If I had a dime for every time I've read a reference to 'those people' in a local newspaper or heard someone speak of them, I'd have enough money to buy the Norwich YMCA (not as funny a joke as I'd first hoped especially if we, the taxpayers, become the punchline). Whenever I go downtown, and I walked through it on Monday to visit City Hall (speaking of taxes, as I was, to go to the Assessor's office) and then across town to the Post Office, I NEVER see any of 'those people' outside (or inside) the library or anywhere else.
Norwich doesn't have an especially vibrant downtown though there's a lot of individual efforts by small businesses and property owners. I love walking past the old Woolworth's (I suspect that's what it was back in the day) not because I'm happy for the day-laborer business that's taken up shop inside (though for many people in search of a job, it's a different reaction) but because I can remember being a kid, when dinosaurs roamed the earth, and how much fun stores like Woolworth's and J. J. Newberry were and how they were so much a part of everyday growing up life in a town about the size of Norwich--New Brunswick, New Jersey.

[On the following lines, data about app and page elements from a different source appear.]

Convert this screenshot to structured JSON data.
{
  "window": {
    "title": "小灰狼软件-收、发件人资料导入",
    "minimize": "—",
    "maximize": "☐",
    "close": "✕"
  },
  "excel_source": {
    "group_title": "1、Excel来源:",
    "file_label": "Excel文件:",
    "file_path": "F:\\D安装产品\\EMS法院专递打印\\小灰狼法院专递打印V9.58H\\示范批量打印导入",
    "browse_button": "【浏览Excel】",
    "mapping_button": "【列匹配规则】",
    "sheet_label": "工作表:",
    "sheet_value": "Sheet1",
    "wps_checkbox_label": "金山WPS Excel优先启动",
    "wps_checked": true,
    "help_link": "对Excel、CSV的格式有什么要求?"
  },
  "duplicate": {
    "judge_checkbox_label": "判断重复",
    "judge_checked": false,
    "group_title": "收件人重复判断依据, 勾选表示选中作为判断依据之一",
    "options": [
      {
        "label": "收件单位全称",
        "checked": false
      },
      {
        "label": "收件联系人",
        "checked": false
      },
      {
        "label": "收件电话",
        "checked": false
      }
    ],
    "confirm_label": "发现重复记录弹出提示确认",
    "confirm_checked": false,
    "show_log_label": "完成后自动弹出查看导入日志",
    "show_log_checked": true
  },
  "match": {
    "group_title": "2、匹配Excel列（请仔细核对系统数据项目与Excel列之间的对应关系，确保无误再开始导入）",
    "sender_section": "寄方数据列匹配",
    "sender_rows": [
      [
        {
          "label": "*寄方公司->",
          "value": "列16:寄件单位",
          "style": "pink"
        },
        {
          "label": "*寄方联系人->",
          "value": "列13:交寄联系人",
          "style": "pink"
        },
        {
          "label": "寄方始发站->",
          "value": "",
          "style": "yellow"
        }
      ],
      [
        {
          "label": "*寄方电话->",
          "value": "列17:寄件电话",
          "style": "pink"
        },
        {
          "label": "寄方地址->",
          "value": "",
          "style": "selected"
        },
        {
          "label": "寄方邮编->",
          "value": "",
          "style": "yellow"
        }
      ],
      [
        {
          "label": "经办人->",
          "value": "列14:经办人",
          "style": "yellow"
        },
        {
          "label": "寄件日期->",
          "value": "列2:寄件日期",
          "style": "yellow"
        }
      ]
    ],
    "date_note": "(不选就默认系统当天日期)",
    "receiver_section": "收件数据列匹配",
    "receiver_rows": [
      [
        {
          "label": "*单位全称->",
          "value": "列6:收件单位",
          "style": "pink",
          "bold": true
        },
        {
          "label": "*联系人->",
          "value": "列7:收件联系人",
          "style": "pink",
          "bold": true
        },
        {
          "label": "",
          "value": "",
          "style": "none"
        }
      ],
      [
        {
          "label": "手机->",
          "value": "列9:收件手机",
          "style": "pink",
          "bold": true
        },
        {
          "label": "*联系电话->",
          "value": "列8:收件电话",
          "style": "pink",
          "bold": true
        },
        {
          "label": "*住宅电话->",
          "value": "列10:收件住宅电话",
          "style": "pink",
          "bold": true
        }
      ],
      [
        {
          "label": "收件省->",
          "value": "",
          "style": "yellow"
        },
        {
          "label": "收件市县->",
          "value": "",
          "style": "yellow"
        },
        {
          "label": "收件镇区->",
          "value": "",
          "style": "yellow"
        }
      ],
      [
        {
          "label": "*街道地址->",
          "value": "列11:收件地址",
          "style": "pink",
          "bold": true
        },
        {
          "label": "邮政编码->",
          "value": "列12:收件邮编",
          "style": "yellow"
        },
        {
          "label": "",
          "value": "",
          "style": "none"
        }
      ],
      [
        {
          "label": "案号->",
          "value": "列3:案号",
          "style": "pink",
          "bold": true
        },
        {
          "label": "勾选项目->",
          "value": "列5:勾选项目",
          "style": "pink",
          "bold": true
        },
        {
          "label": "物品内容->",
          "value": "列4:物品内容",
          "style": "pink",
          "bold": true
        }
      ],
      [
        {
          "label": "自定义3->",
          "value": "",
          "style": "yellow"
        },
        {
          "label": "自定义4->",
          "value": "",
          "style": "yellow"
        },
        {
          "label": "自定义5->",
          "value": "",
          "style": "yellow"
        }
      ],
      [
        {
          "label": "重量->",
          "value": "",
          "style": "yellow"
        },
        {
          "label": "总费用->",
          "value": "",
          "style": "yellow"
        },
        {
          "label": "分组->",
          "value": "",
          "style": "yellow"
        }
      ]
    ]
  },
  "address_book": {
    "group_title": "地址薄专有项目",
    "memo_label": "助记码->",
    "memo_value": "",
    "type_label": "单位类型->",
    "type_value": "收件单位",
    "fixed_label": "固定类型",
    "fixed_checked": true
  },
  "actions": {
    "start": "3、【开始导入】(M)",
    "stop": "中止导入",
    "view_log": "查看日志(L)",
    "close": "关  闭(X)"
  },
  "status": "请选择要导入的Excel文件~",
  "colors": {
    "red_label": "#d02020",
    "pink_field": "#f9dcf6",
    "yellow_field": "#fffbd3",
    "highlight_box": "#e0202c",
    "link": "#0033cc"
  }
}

It was as true in Brunswick then as it is in Norwich now, that people look to a public library in an urban landscape the way the fingers of the hand look to the thumb. There are so many services and so many products available, everyone meets in the same space and place. Public libraries, by accident or design, may be the most distinctly iconic symbol of American democracy, up there with Old Glory and the Bald Eagle (which is NOT my nickname, yet).
This morning, and you have something similar going on in your neighborhood I'll bet, we have in the Otis Library, starting at 10:30, some, part or all of the Democratic slate seeking election to the office of Mayor and the City Council (and maybe, but I'm not sure, the Board of Education members as well), hosting a forum in the upstairs community room of the library. It's another chance to learn more about the candidates and their positions and goals (and how they intend to achieve them). I'm told they'll be taking questions.
"Now Main Street's whitewashed windows and vacant stores, seems like there ain't nobody wants to come down here no more. They're closing down the textile mill across the railroad tracks. Foreman says these jobs are going, boys, and they ain't coming back to your hometown." Start with that one and ask them what they intend to do about it. And no rush, the Otis Library is open 'til three on Saturdays.